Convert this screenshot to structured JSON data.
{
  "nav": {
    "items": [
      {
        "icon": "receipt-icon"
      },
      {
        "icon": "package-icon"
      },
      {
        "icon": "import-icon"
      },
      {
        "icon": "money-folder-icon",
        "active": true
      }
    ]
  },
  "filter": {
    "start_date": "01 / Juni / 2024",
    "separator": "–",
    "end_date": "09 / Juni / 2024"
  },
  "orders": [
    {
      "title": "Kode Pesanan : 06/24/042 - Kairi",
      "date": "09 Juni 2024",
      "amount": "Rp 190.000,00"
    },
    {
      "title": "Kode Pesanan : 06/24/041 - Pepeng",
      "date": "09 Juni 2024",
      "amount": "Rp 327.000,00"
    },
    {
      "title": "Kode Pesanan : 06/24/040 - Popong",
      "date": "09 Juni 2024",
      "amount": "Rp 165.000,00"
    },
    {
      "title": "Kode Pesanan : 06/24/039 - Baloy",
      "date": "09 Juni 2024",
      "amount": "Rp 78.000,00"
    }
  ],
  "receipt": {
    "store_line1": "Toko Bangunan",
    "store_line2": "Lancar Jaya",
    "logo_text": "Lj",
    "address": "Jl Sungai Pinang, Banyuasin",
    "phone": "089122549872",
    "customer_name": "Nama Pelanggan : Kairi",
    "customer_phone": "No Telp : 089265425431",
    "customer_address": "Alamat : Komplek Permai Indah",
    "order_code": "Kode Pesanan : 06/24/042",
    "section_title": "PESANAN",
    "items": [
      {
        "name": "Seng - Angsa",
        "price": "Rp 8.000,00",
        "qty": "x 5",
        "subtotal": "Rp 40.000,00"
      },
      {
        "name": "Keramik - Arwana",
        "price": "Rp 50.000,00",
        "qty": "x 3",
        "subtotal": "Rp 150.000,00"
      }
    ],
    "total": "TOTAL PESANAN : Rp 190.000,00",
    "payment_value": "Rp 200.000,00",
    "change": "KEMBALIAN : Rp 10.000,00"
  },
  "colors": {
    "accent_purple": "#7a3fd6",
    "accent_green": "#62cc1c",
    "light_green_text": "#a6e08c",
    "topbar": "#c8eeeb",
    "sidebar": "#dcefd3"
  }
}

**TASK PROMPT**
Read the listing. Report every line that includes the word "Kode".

**OUTPUT FOR THIS EXERCISE**
      "title": "Kode Pesanan : 06/24/042 - Kairi",
      "title": "Kode Pesanan : 06/24/041 - Pepeng",
      "title": "Kode Pesanan : 06/24/040 - Popong",
      "title": "Kode Pesanan : 06/24/039 - Baloy",
    "order_code": "Kode Pesanan : 06/24/042",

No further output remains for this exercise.